Neil Canavan

September 21, 2011

September 21, 2011 (New York, New York) — After 2 days of testimony at the United Nations (UN) High-Level Meeting on Prevention and Control of Non-Communicable Diseases (NCDs), the consensus of a host of international representatives was clear: NCDs pose a direct and escalating threat to the continued economic development of low and middle income countries.

The United Nations member states signed a declaration that addresses tobacco, industrially produced trans fats in foods, and several other key issues related to the world's leading NCDs: cardiovascular disease, cancer, diabetes, and chronic respiratory diseases.

"More than 25% of those who succumb to NCDs are in the prime of their working lives," warned UN Secretary-General, Ban Ki-moon, "and the vast majority of these individuals are in developing countries."

What one delegate described as "the globalization of unhealthy lifestyles" and a growing global population is driving the increased prevalence of NCDs. According to the World Health Organization (WHO), deaths from NCDs will increase by 17% overall in the next decade, with a 24% projected jump in the poorest nations of Africa. Over the next 20 years, the World Economic Forum estimates that losses related to disease treatment and lost productivity will exceed $47 trillion.

Further consensus at the meeting was reached as to the specific root causes driving the increase of NCDs: the use of tobacco products, excess alcohol consumption, poor-quality food, lack of exercise, and lack of access to healthcare services and medicines.

The American Heart Association (AHA), one of several groups invited as part of the official US delegation, states in a release that it was "pleased by the commitment to accelerated implementation of the World Health Organization's Framework Convention of Tobacco Control and that countries recognize the fundamental conflict of interest between the tobacco industry and public health." The UN concurred that tobacco taxation is an effective strategy to reducing tobacco consumption. AHA also backs the UN commitment to eliminate industrially produced trans fats in foods and to implement interventions to reduce the consumption of salt, sugars and saturated fats.

"Although the declaration lacked a global salt reduction target, the association remains hopeful that it will be another step in helping consumers understand that salt reduction as important for cardiovascular health," the organization says. AHA recommends a maximum sodium intake of 1500 milligrams a day, which is significantly lower than the average American's current intake.

Dr. Margaret Chan, Director-General of the WHO, was emphatic in linking some of the problem to the profit motive. Striking first at the obvious target of tobacco companies, she then shifted her comments to the increasing availability of processed foods. "Obesity for children is growing faster than obesity in adults," she said. "Why? Advertising and marketing readily cross borders. Kids the world over love the same cartoon characters, [marketing tools] that tell them what to eat and what to drink." She urged governments to combat bad dietary habits with education, and appealed to the food industry to provide their customers with healthier choices.

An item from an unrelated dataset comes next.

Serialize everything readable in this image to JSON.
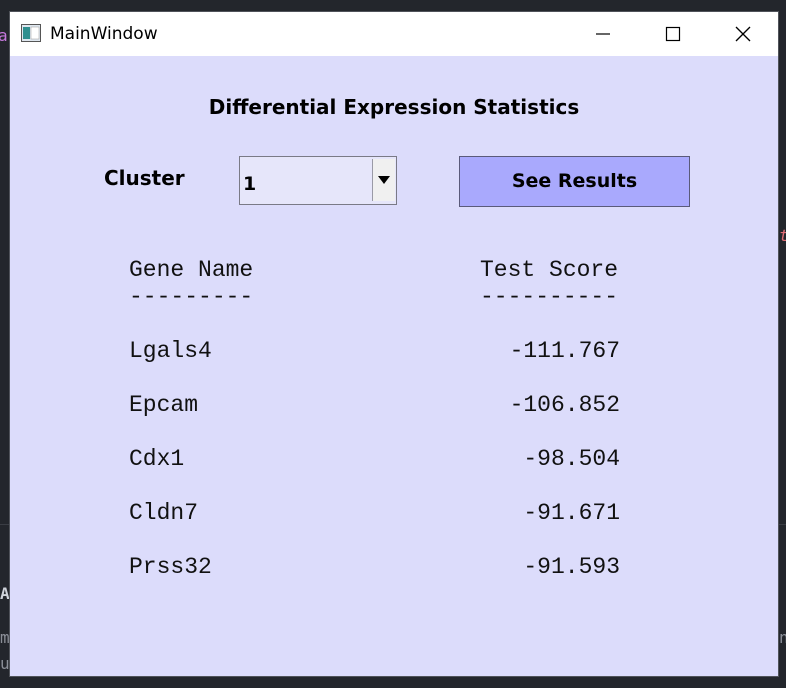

The pharmaceutical industry was also singled out. "The skyrocketing increase in NCDs throughout the developing world means the [drug] market is huge, but industry must also understand the importance of price," she said. "True, many first-line treatments are off-patent, but they are still not affordable for the masses. Nobody objects to industry making profit, but what we’re talking about here is the difference is between reasonable profit and greed."

Drug pricing and access to intellectual property were mentioned by a number of speakers. The delegate from India encouraged what she termed "open-source drug development," whereas others were more direct and strident in their views, making it clear that as this global healthcare initiative moves from problems to solutions, access to affordable medicines — and the contentious issue of generic biologics — will be a major battleground.

A World of Suggestions, No Shortage of Ideas

Many delegates shared their proactive efforts on the local level: low-cost cervical cancer screening programs; diabetes education; providing clean-burning cook stoves; and even the promotion of sports to enhance the appeal of physical activity.

Speaking during the closing session of the meeting, New York City Mayor Michael Bloomberg highlighted his local, low-cost efforts to combat NCDs, such as an antismoking campaign that includes the highest excise tax in the nation on tobacco products, and broad restrictions on where smoking is allowed. These programs have resulted in a drop of current smokers in New York from 22% to 14%. Regulations regarding trans fats and posting calorie contents on restaurant menus have also produced results, for "little or no cost to the local government."

The cost of any initiative to stem the tide of NCDs was a major theme of the meeting, as a UN report on "best buy" solutions to address NCDs was issued just prior to the meeting's start.

As the meeting closed, the immediate path to action remained unclear, however. As stated by Nancy Brinker, CEO of the Susan G. Komen for the Cure, and WHO Goodwill Ambassador for Cancer Control, the mission is simple: "Where you live should not determine whether you live."

United Nations 2011 High-Level Meeting on Prevention and Control of Non-Communicable Diseases (UN NCD Summit). September 19-20, 2011.


Comments on Medscape are moderated and should be professional in tone and on topic. You must declare any conflicts of interest related to your comments and responses. Please see our Commenting Guide for further information. We reserve the right to remove posts at our sole discretion.
Post as: